“My brothers taught me a lot, so I have always been able to maintain my own bike. But I know lots of girls who won’t go out riding alone because they need to be with someone who can help if they have a problem or even just a flat tyre.”

Improving the bike shop experience for women

She adds that bike shops can be intimidating places for women, with some old-school mechanics unable to take female customers seriously.

“I’ve had some bad experiences dealing with mechanics who don’t even look at me then just give my bike back saying, ‘yeah it’s fine.’ One shop even damaged my bike and tried to cover it up.”

Tess firmly believes that all customers - whether men, women, competitive cyclists or leisure riders – should get the same consideration and service.

“I utterly love cycling and would like to make it more approachable and accessible to other women,” she declares.

On graduating from the UCI WCC, she already has some workshop experience lined up in a shop where she will put into practice what she has learned during her five weeks in Aigle.

“It has been an awesome course,” she says. “I’ve been able to work on road bikes, mountain bikes and track bikes, and I’ve built lots of wheels."

"It’s been incredibly intense and an inspiring experience. And what an amazing environment to work in!”

She has many projects in mind which will be easier with her new mechanical know-how, not least to undertake a self-supported long-distance bike trip abroad. She is also involved in a new alpine cycling training venture.

“I would like to pursue a career as a race mechanic but at the moment I need to get more experience. I want to continue learning and come back to the UCI World Cycling Centre and do my level 3 qualification.”

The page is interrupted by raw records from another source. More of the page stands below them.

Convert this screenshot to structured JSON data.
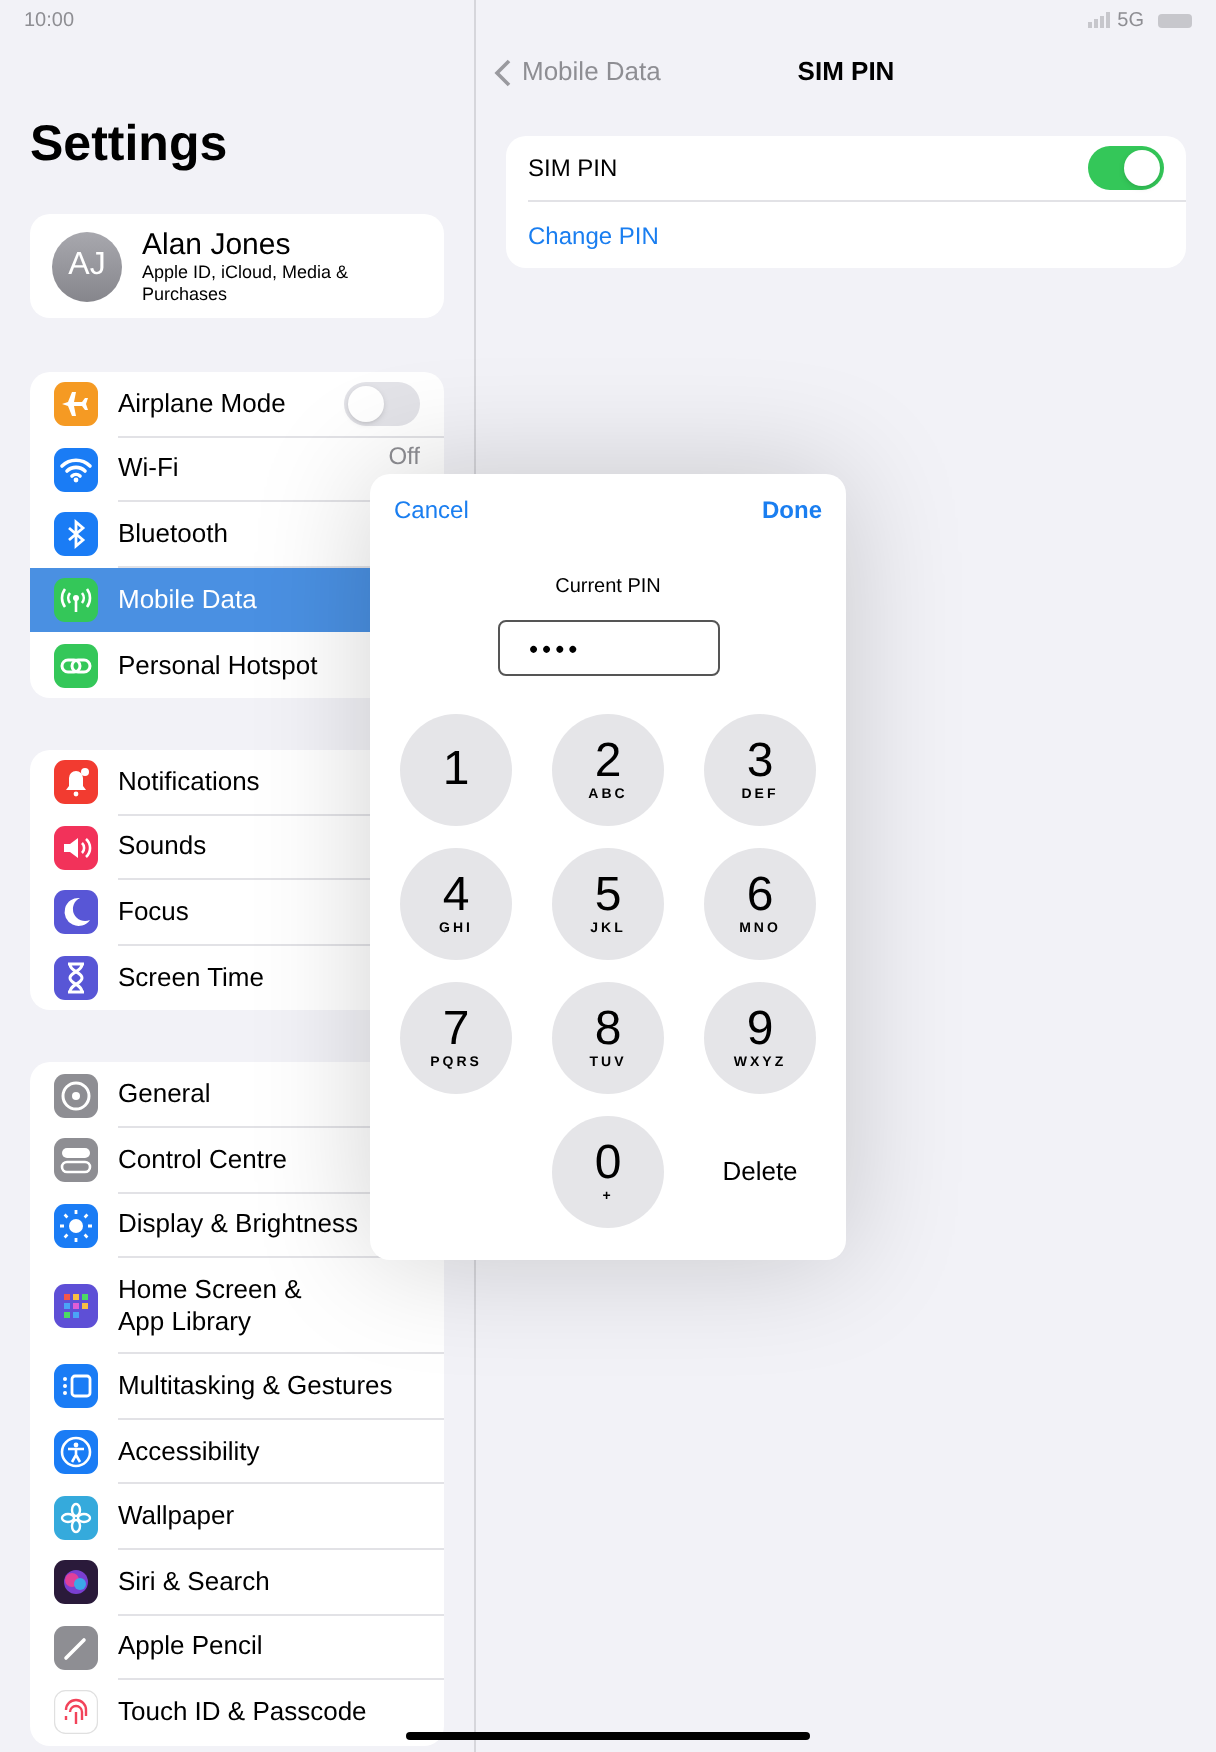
{
  "status_bar": {
    "time": "10:00",
    "network": "5G"
  },
  "sidebar": {
    "title": "Settings",
    "profile": {
      "initials": "AJ",
      "name": "Alan Jones",
      "subtitle": "Apple ID, iCloud, Media & Purchases"
    },
    "groups": [
      [
        {
          "label": "Airplane Mode",
          "color": "#f59a23",
          "kind": "toggle",
          "on": false,
          "selected": false
        },
        {
          "label": "Wi-Fi",
          "color": "#1a7cf5",
          "kind": "value",
          "value": "Off",
          "selected": false
        },
        {
          "label": "Bluetooth",
          "color": "#1a7cf5",
          "kind": "plain",
          "selected": false
        },
        {
          "label": "Mobile Data",
          "color": "#34c759",
          "kind": "plain",
          "selected": true
        },
        {
          "label": "Personal Hotspot",
          "color": "#34c759",
          "kind": "plain",
          "selected": false
        }
      ],
      [
        {
          "label": "Notifications",
          "color": "#f23b30",
          "kind": "plain",
          "selected": false
        },
        {
          "label": "Sounds",
          "color": "#f2325a",
          "kind": "plain",
          "selected": false
        },
        {
          "label": "Focus",
          "color": "#5856d6",
          "kind": "plain",
          "selected": false
        },
        {
          "label": "Screen Time",
          "color": "#5856d6",
          "kind": "plain",
          "selected": false
        }
      ],
      [
        {
          "label": "General",
          "color": "#8e8e93",
          "kind": "plain",
          "selected": false
        },
        {
          "label": "Control Centre",
          "color": "#8e8e93",
          "kind": "plain",
          "selected": false
        },
        {
          "label": "Display & Brightness",
          "color": "#1a7cf5",
          "kind": "plain",
          "selected": false
        },
        {
          "label": "Home Screen & App Library",
          "color": "#5e4fd6",
          "kind": "plain",
          "selected": false
        },
        {
          "label": "Multitasking & Gestures",
          "color": "#1a7cf5",
          "kind": "plain",
          "selected": false
        },
        {
          "label": "Accessibility",
          "color": "#1a7cf5",
          "kind": "plain",
          "selected": false
        },
        {
          "label": "Wallpaper",
          "color": "#35aadc",
          "kind": "plain",
          "selected": false
        },
        {
          "label": "Siri & Search",
          "color": "#2a1a3a",
          "kind": "plain",
          "selected": false
        },
        {
          "label": "Apple Pencil",
          "color": "#8e8e93",
          "kind": "plain",
          "selected": false
        },
        {
          "label": "Touch ID & Passcode",
          "color": "#f2435a",
          "kind": "plain",
          "selected": false
        }
      ]
    ]
  },
  "detail": {
    "back": "Mobile Data",
    "title": "SIM PIN",
    "rows": [
      {
        "label": "SIM PIN",
        "kind": "toggle",
        "on": true
      },
      {
        "label": "Change PIN",
        "kind": "link"
      }
    ]
  },
  "pin_dialog": {
    "cancel": "Cancel",
    "done": "Done",
    "prompt": "Current PIN",
    "value": "••••",
    "keys": [
      {
        "kind": "digit",
        "digit": "1"
      },
      {
        "kind": "digit",
        "digit": "2",
        "letters": "ABC"
      },
      {
        "kind": "digit",
        "digit": "3",
        "letters": "DEF"
      },
      {
        "kind": "digit",
        "digit": "4",
        "letters": "GHI"
      },
      {
        "kind": "digit",
        "digit": "5",
        "letters": "JKL"
      },
      {
        "kind": "digit",
        "digit": "6",
        "letters": "MNO"
      },
      {
        "kind": "digit",
        "digit": "7",
        "letters": "PQRS"
      },
      {
        "kind": "digit",
        "digit": "8",
        "letters": "TUV"
      },
      {
        "kind": "digit",
        "digit": "9",
        "letters": "WXYZ"
      },
      {
        "kind": "blank"
      },
      {
        "kind": "digit",
        "digit": "0",
        "letters": "+"
      },
      {
        "kind": "delete",
        "label": "Delete"
      }
    ]
  }
}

Twenty-two mechanics have graduated from the UCI WCC’s course since it was launched in 2013. Tess Lawson is the second woman to follow the course after South Korean Audrey Ji Yeong in 2016.

For more information on a mechanics course contact us here